Required work: From the first line to the last, reproduce the records exactly as they appear below.

(Data excerpts)
- - -

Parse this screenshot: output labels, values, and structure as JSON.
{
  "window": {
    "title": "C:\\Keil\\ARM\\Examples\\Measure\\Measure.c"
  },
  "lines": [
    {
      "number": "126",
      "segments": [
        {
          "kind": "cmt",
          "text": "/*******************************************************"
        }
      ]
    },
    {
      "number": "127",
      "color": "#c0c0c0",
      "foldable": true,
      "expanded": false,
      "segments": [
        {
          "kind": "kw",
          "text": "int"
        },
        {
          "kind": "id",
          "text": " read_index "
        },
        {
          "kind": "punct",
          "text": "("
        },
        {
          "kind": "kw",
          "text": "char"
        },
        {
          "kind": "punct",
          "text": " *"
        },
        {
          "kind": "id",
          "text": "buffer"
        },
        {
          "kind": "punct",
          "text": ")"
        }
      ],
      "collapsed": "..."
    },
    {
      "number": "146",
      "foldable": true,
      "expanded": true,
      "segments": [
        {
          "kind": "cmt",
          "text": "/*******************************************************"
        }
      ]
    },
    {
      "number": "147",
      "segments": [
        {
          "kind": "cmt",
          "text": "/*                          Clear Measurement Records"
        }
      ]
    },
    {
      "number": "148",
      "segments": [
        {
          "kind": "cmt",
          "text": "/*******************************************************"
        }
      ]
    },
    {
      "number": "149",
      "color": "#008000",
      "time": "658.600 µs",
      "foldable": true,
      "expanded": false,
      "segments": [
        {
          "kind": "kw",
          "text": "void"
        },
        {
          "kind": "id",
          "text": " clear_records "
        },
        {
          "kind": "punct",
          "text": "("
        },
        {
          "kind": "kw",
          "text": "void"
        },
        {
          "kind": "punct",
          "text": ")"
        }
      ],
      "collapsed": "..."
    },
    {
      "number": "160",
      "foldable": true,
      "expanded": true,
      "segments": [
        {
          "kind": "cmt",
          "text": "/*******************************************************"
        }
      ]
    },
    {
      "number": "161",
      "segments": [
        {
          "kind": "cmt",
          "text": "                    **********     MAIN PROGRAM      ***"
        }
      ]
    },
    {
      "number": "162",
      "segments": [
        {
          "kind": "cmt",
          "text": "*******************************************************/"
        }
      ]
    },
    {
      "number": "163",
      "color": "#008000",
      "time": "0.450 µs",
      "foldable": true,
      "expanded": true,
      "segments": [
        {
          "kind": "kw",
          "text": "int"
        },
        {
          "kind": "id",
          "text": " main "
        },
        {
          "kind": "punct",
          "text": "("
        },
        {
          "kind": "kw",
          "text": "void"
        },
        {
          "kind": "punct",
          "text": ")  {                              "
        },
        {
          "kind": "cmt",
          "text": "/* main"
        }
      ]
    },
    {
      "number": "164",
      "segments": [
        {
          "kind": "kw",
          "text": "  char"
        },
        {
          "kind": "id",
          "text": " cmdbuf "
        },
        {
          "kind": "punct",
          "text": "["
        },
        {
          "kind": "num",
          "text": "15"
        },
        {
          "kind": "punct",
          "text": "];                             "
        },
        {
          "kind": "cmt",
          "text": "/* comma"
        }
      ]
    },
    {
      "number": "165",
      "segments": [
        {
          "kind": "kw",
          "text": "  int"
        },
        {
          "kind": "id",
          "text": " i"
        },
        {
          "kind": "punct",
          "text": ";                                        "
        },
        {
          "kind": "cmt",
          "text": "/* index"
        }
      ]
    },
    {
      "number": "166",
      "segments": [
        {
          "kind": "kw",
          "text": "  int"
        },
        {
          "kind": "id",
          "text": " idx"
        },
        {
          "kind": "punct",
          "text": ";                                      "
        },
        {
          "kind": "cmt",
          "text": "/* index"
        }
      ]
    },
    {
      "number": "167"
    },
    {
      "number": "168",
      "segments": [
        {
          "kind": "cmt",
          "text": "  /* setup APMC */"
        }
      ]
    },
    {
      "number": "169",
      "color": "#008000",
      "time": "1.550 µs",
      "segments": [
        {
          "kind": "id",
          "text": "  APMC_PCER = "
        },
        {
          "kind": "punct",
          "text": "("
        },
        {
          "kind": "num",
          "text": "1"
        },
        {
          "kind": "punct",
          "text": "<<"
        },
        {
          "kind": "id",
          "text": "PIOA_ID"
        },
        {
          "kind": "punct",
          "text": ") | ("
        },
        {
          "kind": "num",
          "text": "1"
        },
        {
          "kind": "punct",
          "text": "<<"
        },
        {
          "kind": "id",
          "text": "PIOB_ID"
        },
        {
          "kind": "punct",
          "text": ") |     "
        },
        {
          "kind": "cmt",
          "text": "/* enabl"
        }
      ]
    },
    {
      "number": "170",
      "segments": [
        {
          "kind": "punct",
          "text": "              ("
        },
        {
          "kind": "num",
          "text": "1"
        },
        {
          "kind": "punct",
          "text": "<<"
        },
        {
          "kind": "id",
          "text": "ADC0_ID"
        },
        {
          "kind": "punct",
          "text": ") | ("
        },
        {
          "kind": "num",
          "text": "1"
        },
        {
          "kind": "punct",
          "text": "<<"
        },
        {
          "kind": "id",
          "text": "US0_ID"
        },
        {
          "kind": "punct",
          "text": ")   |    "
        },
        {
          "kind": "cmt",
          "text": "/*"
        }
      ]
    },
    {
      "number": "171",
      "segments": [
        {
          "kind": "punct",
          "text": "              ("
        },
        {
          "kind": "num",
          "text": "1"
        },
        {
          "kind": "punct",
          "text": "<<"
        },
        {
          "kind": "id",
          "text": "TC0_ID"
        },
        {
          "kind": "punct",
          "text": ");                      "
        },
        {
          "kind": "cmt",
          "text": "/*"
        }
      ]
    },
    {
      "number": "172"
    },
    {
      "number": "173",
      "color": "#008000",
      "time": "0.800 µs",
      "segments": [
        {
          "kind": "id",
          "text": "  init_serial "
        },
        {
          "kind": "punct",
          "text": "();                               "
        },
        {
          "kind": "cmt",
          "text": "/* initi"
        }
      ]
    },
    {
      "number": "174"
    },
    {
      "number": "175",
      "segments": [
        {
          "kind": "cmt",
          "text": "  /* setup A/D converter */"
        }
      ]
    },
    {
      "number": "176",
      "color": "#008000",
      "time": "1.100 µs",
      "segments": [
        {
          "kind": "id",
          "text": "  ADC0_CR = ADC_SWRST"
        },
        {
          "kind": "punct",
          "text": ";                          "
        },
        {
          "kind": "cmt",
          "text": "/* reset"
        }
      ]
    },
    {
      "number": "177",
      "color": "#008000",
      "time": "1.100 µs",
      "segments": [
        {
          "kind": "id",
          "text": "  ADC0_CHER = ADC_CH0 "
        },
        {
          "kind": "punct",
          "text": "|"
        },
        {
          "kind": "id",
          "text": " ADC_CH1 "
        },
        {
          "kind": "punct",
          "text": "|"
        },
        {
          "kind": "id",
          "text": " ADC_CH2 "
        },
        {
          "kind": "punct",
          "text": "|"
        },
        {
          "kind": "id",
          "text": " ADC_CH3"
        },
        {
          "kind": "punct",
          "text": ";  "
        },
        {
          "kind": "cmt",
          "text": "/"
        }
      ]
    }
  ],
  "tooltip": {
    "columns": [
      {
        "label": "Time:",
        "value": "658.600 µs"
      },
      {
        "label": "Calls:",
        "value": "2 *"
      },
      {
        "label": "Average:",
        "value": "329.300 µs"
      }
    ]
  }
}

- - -

Output:
Parse this screenshot: output labels, values, and structure as JSON.
{
  "window": {
    "title": "C:\\Keil\\ARM\\Examples\\Measure\\Measure.c"
  },
  "lines": [
    {
      "number": "126",
      "segments": [
        {
          "kind": "cmt",
          "text": "/*******************************************************"
        }
      ]
    },
    {
      "number": "127",
      "color": "#c0c0c0",
      "foldable": true,
      "expanded": false,
      "segments": [
        {
          "kind": "kw",
          "text": "int"
        },
        {
          "kind": "id",
          "text": " read_index "
        },
        {
          "kind": "punct",
          "text": "("
        },
        {
          "kind": "kw",
          "text": "char"
        },
        {
          "kind": "punct",
          "text": " *"
        },
        {
          "kind": "id",
          "text": "buffer"
        },
        {
          "kind": "punct",
          "text": ")"
        }
      ],
      "collapsed": "..."
    },
    {
      "number": "146",
      "foldable": true,
      "expanded": true,
      "segments": [
        {
          "kind": "cmt",
          "text": "/*******************************************************"
        }
      ]
    },
    {
      "number": "147",
      "segments": [
        {
          "kind": "cmt",
          "text": "/*                          Clear Measurement Records"
        }
      ]
    },
    {
      "number": "148",
      "segments": [
        {
          "kind": "cmt",
          "text": "/*******************************************************"
        }
      ]
    },
    {
      "number": "149",
      "color": "#008000",
      "time": "658.600 µs",
      "foldable": true,
      "expanded": false,
      "segments": [
        {
          "kind": "kw",
          "text": "void"
        },
        {
          "kind": "id",
          "text": " clear_records "
        },
        {
          "kind": "punct",
          "text": "("
        },
        {
          "kind": "kw",
          "text": "void"
        },
        {
          "kind": "punct",
          "text": ")"
        }
      ],
      "collapsed": "..."
    },
    {
      "number": "160",
      "foldable": true,
      "expanded": true,
      "segments": [
        {
          "kind": "cmt",
          "text": "/*******************************************************"
        }
      ]
    },
    {
      "number": "161",
      "segments": [
        {
          "kind": "cmt",
          "text": "                    **********     MAIN PROGRAM      ***"
        }
      ]
    },
    {
      "number": "162",
      "segments": [
        {
          "kind": "cmt",
          "text": "*******************************************************/"
        }
      ]
    },
    {
      "number": "163",
      "color": "#008000",
      "time": "0.450 µs",
      "foldable": true,
      "expanded": true,
      "segments": [
        {
          "kind": "kw",
          "text": "int"
        },
        {
          "kind": "id",
          "text": " main "
        },
        {
          "kind": "punct",
          "text": "("
        },
        {
          "kind": "kw",
          "text": "void"
        },
        {
          "kind": "punct",
          "text": ")  {                              "
        },
        {
          "kind": "cmt",
          "text": "/* main"
        }
      ]
    },
    {
      "number": "164",
      "segments": [
        {
          "kind": "kw",
          "text": "  char"
        },
        {
          "kind": "id",
          "text": " cmdbuf "
        },
        {
          "kind": "punct",
          "text": "["
        },
        {
          "kind": "num",
          "text": "15"
        },
        {
          "kind": "punct",
          "text": "];                             "
        },
        {
          "kind": "cmt",
          "text": "/* comma"
        }
      ]
    },
    {
      "number": "165",
      "segments": [
        {
          "kind": "kw",
          "text": "  int"
        },
        {
          "kind": "id",
          "text": " i"
        },
        {
          "kind": "punct",
          "text": ";                                        "
        },
        {
          "kind": "cmt",
          "text": "/* index"
        }
      ]
    },
    {
      "number": "166",
      "segments": [
        {
          "kind": "kw",
          "text": "  int"
        },
        {
          "kind": "id",
          "text": " idx"
        },
        {
          "kind": "punct",
          "text": ";                                      "
        },
        {
          "kind": "cmt",
          "text": "/* index"
        }
      ]
    },
    {
      "number": "167"
    },
    {
      "number": "168",
      "segments": [
        {
          "kind": "cmt",
          "text": "  /* setup APMC */"
        }
      ]
    },
    {
      "number": "169",
      "color": "#008000",
      "time": "1.550 µs",
      "segments": [
        {
          "kind": "id",
          "text": "  APMC_PCER = "
        },
        {
          "kind": "punct",
          "text": "("
        },
        {
          "kind": "num",
          "text": "1"
        },
        {
          "kind": "punct",
          "text": "<<"
        },
        {
          "kind": "id",
          "text": "PIOA_ID"
        },
        {
          "kind": "punct",
          "text": ") | ("
        },
        {
          "kind": "num",
          "text": "1"
        },
        {
          "kind": "punct",
          "text": "<<"
        },
        {
          "kind": "id",
          "text": "PIOB_ID"
        },
        {
          "kind": "punct",
          "text": ") |     "
        },
        {
          "kind": "cmt",
          "text": "/* enabl"
        }
      ]
    },
    {
      "number": "170",
      "segments": [
        {
          "kind": "punct",
          "text": "              ("
        },
        {
          "kind": "num",
          "text": "1"
        },
        {
          "kind": "punct",
          "text": "<<"
        },
        {
          "kind": "id",
          "text": "ADC0_ID"
        },
        {
          "kind": "punct",
          "text": ") | ("
        },
        {
          "kind": "num",
          "text": "1"
        },
        {
          "kind": "punct",
          "text": "<<"
        },
        {
          "kind": "id",
          "text": "US0_ID"
        },
        {
          "kind": "punct",
          "text": ")   |    "
        },
        {
          "kind": "cmt",
          "text": "/*"
        }
      ]
    },
    {
      "number": "171",
      "segments": [
        {
          "kind": "punct",
          "text": "              ("
        },
        {
          "kind": "num",
          "text": "1"
        },
        {
          "kind": "punct",
          "text": "<<"
        },
        {
          "kind": "id",
          "text": "TC0_ID"
        },
        {
          "kind": "punct",
          "text": ");                      "
        },
        {
          "kind": "cmt",
          "text": "/*"
        }
      ]
    },
    {
      "number": "172"
    },
    {
      "number": "173",
      "color": "#008000",
      "time": "0.800 µs",
      "segments": [
        {
          "kind": "id",
          "text": "  init_serial "
        },
        {
          "kind": "punct",
          "text": "();                               "
        },
        {
          "kind": "cmt",
          "text": "/* initi"
        }
      ]
    },
    {
      "number": "174"
    },
    {
      "number": "175",
      "segments": [
        {
          "kind": "cmt",
          "text": "  /* setup A/D converter */"
        }
      ]
    },
    {
      "number": "176",
      "color": "#008000",
      "time": "1.100 µs",
      "segments": [
        {
          "kind": "id",
          "text": "  ADC0_CR = ADC_SWRST"
        },
        {
          "kind": "punct",
          "text": ";                          "
        },
        {
          "kind": "cmt",
          "text": "/* reset"
        }
      ]
    },
    {
      "number": "177",
      "color": "#008000",
      "time": "1.100 µs",
      "segments": [
        {
          "kind": "id",
          "text": "  ADC0_CHER = ADC_CH0 "
        },
        {
          "kind": "punct",
          "text": "|"
        },
        {
          "kind": "id",
          "text": " ADC_CH1 "
        },
        {
          "kind": "punct",
          "text": "|"
        },
        {
          "kind": "id",
          "text": " ADC_CH2 "
        },
        {
          "kind": "punct",
          "text": "|"
        },
        {
          "kind": "id",
          "text": " ADC_CH3"
        },
        {
          "kind": "punct",
          "text": ";  "
        },
        {
          "kind": "cmt",
          "text": "/"
        }
      ]
    }
  ],
  "tooltip": {
    "columns": [
      {
        "label": "Time:",
        "value": "658.600 µs"
      },
      {
        "label": "Calls:",
        "value": "2 *"
      },
      {
        "label": "Average:",
        "value": "329.300 µs"
      }
    ]
  }
}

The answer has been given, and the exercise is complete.